As any zealot might, she views every new detail about Kramer through the lens of her own convictions. She can rattle off a list of the friends she's lost over her crusade. She was dropped by her literary agent. She has been forced to publicly retract allegations she made against a Kramer associate. Yet Collins feels her efforts will be rewarded by the jury's verdict.
When she met Kramer through the convention circuit in the early '90s, Collins was working in New York as the writer of the Swamp Thing comic book series and had gained a modest following as the author of Sunglasses After Dark, a neo-gothic vampire novel.
Kramer booked her and Christ as guests at Dragon*Con, a non-paying honor that would allow her to plug her books and make industry contacts. They began to collaborate on editing collections of erotic horror stories.
Although he had limited writing background of his own, Kramer had discovered that his Dragon-connections to best-selling authors such as Ray Bradbury, Piers Anthony and Anne McCaffrey made it easy to find stories he could package into anthologies and market to publishers. He and Collins hit pay dirt when they landed a Stephen King story for their second collection, Dark Love.
Beginning in 1990, Kramer also used his connections to help out a local role-playing game maker. He hooked the fledgling White Wolf up with writers -- including Collins -- and edited books for the company's publishing arm.
The next year, White Wolf made gaming history when it concocted the hugely successful "Vampire: The Masquerade" franchise. Thereafter, it became a major Dragon*Con vendor, renting a sizable chunk of the dealer space.
But now, White Wolf co-founder Steve Wieck says Kramer is suing the company to recover several years' worth of royalties and agent's fees; Wieck says checks were dutifully mailed to Kramer, but, mysteriously, he never cashed them.
"For whatever reason, he saw fit to sue us over money we're trying to pay him anyway," says Wieck, adding that Kramer has yet to explain his quarrel with the company.
Kramer has had many other irons in the fire, including a handful of Internet-related corporations he set up, then dissolved, as well as several film projects whose choice of subject matter has reinforced suspicions among some of his doubters.
In one scene of the direct-to-Internet splatter film Terror at Tate Manor, which Kramer co-wrote, a 14-year-old boy walks in on a woman who's masturbating.

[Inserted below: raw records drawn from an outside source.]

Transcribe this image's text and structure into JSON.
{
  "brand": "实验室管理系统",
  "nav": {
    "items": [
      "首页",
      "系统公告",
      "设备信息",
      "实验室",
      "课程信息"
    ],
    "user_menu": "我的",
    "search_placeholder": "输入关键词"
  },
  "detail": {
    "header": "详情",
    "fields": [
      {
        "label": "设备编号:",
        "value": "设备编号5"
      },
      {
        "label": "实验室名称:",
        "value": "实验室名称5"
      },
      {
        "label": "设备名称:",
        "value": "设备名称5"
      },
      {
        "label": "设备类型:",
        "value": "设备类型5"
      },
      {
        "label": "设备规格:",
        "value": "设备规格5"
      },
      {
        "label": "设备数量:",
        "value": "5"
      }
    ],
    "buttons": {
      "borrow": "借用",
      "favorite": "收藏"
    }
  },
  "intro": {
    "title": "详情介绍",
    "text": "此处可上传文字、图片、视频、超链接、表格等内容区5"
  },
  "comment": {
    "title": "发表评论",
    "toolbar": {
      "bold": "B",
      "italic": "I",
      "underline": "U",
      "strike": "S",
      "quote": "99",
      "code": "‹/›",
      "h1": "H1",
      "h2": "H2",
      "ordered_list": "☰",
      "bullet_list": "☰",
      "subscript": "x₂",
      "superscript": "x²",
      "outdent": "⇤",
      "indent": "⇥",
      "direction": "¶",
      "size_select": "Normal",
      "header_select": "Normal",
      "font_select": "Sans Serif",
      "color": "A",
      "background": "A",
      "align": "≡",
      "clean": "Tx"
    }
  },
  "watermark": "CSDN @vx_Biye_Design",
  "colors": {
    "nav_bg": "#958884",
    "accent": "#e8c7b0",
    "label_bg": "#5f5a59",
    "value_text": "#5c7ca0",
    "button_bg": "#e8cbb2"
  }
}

Most recently, he had been working on Little Savages, described on its website as "Lord of the Flies in space" and featuring a crew of shirtless urchins, as well as such bigger-name actors as Gary Busey and Timothy Bottoms. The middling-budget project's now in turnaround, film-speak for "limbo."